The history of abstract art
Abstract art is art that is not about an external reality or subject. It is often seen as being in opposition to representational art, which seeks to depict or mirror an external reality. The first widespread movement of abstract art was Cubism, which began in the early 20th century.
The different styles of abstract art
Abstract art is a form of art in which the artist seeks to represent not necessarily objects in the world, but rather the emotions and ideas that objects evoke in the artist. There are many different styles of abstract art, each with its own intention and approach. Some common styles of abstract art include expressionism, impressionism, and cubism.
The meaning behind abstract art
Abstract art uses a visual language of shape, form, color and line to create a composition which may exist with a degree of independence from visual references in the world. Western art had been, from the Renaissance up to the middle of the 19th century, underpinned by the logic of perspective and an attempt to reproduce an illusion of visible reality. The arts of cultures other than the European had become accessible and exposed Western artists to different styles, resulting in syncretism, where influences from non-Western cultures led to new varieties of Western art. By the end of 19th century many artists felt a need to create a new kind of art which would encompass original ideas and new techniques.

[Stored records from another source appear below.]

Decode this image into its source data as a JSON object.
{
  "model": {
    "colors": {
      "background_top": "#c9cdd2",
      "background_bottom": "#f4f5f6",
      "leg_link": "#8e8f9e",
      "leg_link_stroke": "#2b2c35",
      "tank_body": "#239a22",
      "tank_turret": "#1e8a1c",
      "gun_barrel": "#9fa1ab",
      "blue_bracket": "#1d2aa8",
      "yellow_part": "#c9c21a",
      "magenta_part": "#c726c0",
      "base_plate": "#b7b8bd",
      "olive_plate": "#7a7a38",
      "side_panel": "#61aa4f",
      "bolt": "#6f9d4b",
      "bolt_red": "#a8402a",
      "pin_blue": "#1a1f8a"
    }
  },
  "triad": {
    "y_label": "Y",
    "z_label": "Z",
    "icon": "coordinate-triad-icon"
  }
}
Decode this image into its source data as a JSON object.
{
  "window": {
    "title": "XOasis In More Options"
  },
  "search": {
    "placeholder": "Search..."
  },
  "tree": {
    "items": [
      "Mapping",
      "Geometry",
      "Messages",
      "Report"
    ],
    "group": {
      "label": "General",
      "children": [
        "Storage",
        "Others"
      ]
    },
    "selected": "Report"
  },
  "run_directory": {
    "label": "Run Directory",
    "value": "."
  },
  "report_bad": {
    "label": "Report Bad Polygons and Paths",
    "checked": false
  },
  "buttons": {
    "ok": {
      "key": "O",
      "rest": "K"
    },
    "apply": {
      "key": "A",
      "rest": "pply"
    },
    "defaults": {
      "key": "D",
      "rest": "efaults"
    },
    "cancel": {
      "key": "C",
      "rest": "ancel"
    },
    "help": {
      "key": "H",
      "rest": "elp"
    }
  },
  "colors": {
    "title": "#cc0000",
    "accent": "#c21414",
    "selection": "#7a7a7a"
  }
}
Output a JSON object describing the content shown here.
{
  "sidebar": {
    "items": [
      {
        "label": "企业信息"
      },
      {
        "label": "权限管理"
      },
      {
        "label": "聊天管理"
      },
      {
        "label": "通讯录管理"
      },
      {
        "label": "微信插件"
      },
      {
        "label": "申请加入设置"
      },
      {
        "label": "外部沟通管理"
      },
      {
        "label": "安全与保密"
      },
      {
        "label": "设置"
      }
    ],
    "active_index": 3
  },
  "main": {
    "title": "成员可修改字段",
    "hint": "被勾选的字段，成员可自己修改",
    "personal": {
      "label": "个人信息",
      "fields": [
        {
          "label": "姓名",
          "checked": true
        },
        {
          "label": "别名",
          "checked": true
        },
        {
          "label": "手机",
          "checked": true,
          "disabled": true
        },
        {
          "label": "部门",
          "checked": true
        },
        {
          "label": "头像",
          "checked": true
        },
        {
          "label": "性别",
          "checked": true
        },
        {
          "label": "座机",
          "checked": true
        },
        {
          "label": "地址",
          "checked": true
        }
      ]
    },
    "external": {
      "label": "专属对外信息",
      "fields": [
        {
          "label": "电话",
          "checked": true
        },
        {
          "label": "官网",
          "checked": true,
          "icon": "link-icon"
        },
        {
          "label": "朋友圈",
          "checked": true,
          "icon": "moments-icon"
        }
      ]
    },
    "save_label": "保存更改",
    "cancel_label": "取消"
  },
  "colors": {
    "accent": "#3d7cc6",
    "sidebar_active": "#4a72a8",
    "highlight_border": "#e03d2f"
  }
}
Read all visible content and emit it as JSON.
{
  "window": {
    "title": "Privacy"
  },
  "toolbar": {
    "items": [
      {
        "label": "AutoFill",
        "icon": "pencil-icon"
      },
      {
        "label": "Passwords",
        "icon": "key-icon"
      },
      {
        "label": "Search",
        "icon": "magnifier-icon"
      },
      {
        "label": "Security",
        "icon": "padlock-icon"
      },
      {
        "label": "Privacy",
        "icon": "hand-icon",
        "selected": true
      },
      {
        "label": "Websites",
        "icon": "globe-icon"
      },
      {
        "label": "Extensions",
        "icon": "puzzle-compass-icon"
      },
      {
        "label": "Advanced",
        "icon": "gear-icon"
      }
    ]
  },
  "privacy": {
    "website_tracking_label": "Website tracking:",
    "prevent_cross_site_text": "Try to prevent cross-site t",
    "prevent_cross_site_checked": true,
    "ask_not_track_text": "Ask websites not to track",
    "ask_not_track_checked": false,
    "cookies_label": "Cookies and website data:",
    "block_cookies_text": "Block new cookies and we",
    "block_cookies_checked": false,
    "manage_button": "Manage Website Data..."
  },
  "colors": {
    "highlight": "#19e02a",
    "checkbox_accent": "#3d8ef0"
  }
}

The purpose of abstract art
What is the purpose of abstract art? This has been a controversial question since the early 20th century when abstract art first appeared on the scene. Some people maintain that abstract art is not “true” art because it does not represent reality. Others believe that abstract art is actually truer to reality than representational art because it captures the essence of a subject rather than its superficial appearance.
So, which is it? Is abstract art representational or not? The answer, as with many things in life, is complicated. It depends on how you define “representational.”
If you define representational as “ depict[ing] objects, events, or scenes in a way that makes them recognizable,” then yes, abstract art is representational. Abstract artists often use recognizable forms to convey their ideas. However, they are not interested in realistic portrayal; they are more concerned with communicating emotions and ideas.
If you define representational as “depict[ing] objects, events, or scenes accurately and realistically,” then no, abstract art is not representational. Abstract artists aren’t trying to create a realistic image; they are more concerned with creating an emotional response in the viewer.
So, what do you think? Is abstract art representational or not?
The critics of abstract art
Some art critics say that all abstract art is non-representational, while others believe that it can be either representational or non-representational.
The most notable critic of abstract art is Clement Greenberg, who argued that the essence of modernism in art lay in its self-criticality, and that therefore the only truly modern art was abstraction. Greenberg believed that all representational art was essentially nostalgic, because it presupposed a lost unity between artist and viewer that could never be recovered.
More recently, some critics have argued that there is no such thing as purely abstract art, and that even the most apparently non-representational work is still indebted to the real world. For instance, they might point to the fact that many abstract artists use visual motifs from nature, or borrow compositional techniques from traditional painting.
The supporters of abstract art
Historically, the supporters of abstract art have come from among the artists, critics, and philosophers who were part of the modernist movement in the arts that began in the late nineteenth century and lasted until approximately the end of World War II.
The future of abstract art
Abstract art is a form of art that does not attempt to represent or depict reality, but instead seeks to achieve its effect using shapes, colors, and textures. Abstract art can be found in all mediums, including painting, sculpture, architecture, photography, and printmaking. While some people believe that abstract art is not “true” art, others find it to be the most exciting and challenging kind of art to create and view.